| Task objective |
Give the data below again exactly as it stands. Omit the pictures.

| Source records |
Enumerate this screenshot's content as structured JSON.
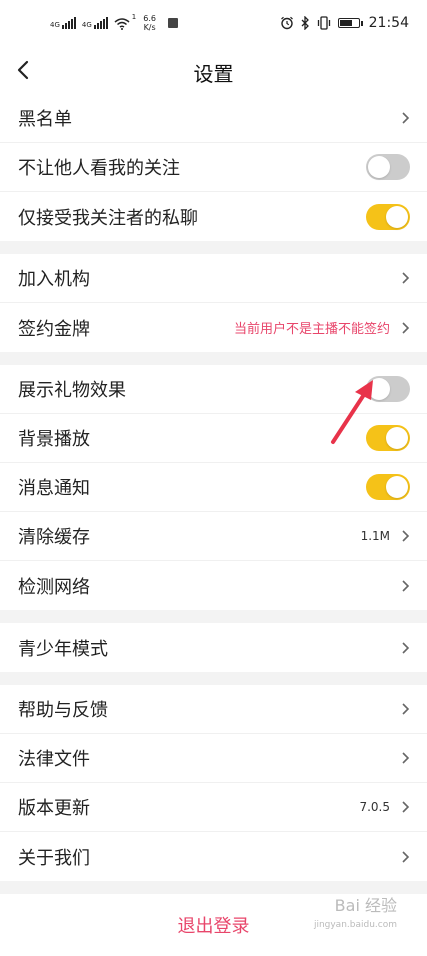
{
  "status_bar": {
    "sim1": "4G",
    "sim2": "4G",
    "wifi_level": "1",
    "speed_value": "6.6",
    "speed_unit": "K/s",
    "time": "21:54"
  },
  "header": {
    "title": "设置"
  },
  "sections": [
    {
      "rows": [
        {
          "label": "黑名单",
          "type": "link"
        },
        {
          "label": "不让他人看我的关注",
          "type": "toggle",
          "on": false
        },
        {
          "label": "仅接受我关注者的私聊",
          "type": "toggle",
          "on": true
        }
      ]
    },
    {
      "rows": [
        {
          "label": "加入机构",
          "type": "link"
        },
        {
          "label": "签约金牌",
          "type": "link",
          "value": "当前用户不是主播不能签约"
        }
      ]
    },
    {
      "rows": [
        {
          "label": "展示礼物效果",
          "type": "toggle",
          "on": false
        },
        {
          "label": "背景播放",
          "type": "toggle",
          "on": true
        },
        {
          "label": "消息通知",
          "type": "toggle",
          "on": true
        },
        {
          "label": "清除缓存",
          "type": "link",
          "value": "1.1M"
        },
        {
          "label": "检测网络",
          "type": "link"
        }
      ]
    },
    {
      "rows": [
        {
          "label": "青少年模式",
          "type": "link"
        }
      ]
    },
    {
      "rows": [
        {
          "label": "帮助与反馈",
          "type": "link"
        },
        {
          "label": "法律文件",
          "type": "link"
        },
        {
          "label": "版本更新",
          "type": "link",
          "value": "7.0.5"
        },
        {
          "label": "关于我们",
          "type": "link"
        }
      ]
    }
  ],
  "logout": {
    "label": "退出登录"
  },
  "watermark": {
    "text": "Bai 经验",
    "sub": "jingyan.baidu.com"
  },
  "colors": {
    "accent_toggle": "#f5c218",
    "toggle_off": "#cccccc",
    "pink": "#e8466b",
    "annotation_arrow": "#e8334a"
  }
}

| Task result |
Enumerate this screenshot's content as structured JSON.
{
  "status_bar": {
    "sim1": "4G",
    "sim2": "4G",
    "wifi_level": "1",
    "speed_value": "6.6",
    "speed_unit": "K/s",
    "time": "21:54"
  },
  "header": {
    "title": "设置"
  },
  "sections": [
    {
      "rows": [
        {
          "label": "黑名单",
          "type": "link"
        },
        {
          "label": "不让他人看我的关注",
          "type": "toggle",
          "on": false
        },
        {
          "label": "仅接受我关注者的私聊",
          "type": "toggle",
          "on": true
        }
      ]
    },
    {
      "rows": [
        {
          "label": "加入机构",
          "type": "link"
        },
        {
          "label": "签约金牌",
          "type": "link",
          "value": "当前用户不是主播不能签约"
        }
      ]
    },
    {
      "rows": [
        {
          "label": "展示礼物效果",
          "type": "toggle",
          "on": false
        },
        {
          "label": "背景播放",
          "type": "toggle",
          "on": true
        },
        {
          "label": "消息通知",
          "type": "toggle",
          "on": true
        },
        {
          "label": "清除缓存",
          "type": "link",
          "value": "1.1M"
        },
        {
          "label": "检测网络",
          "type": "link"
        }
      ]
    },
    {
      "rows": [
        {
          "label": "青少年模式",
          "type": "link"
        }
      ]
    },
    {
      "rows": [
        {
          "label": "帮助与反馈",
          "type": "link"
        },
        {
          "label": "法律文件",
          "type": "link"
        },
        {
          "label": "版本更新",
          "type": "link",
          "value": "7.0.5"
        },
        {
          "label": "关于我们",
          "type": "link"
        }
      ]
    }
  ],
  "logout": {
    "label": "退出登录"
  },
  "watermark": {
    "text": "Bai 经验",
    "sub": "jingyan.baidu.com"
  },
  "colors": {
    "accent_toggle": "#f5c218",
    "toggle_off": "#cccccc",
    "pink": "#e8466b",
    "annotation_arrow": "#e8334a"
  }
}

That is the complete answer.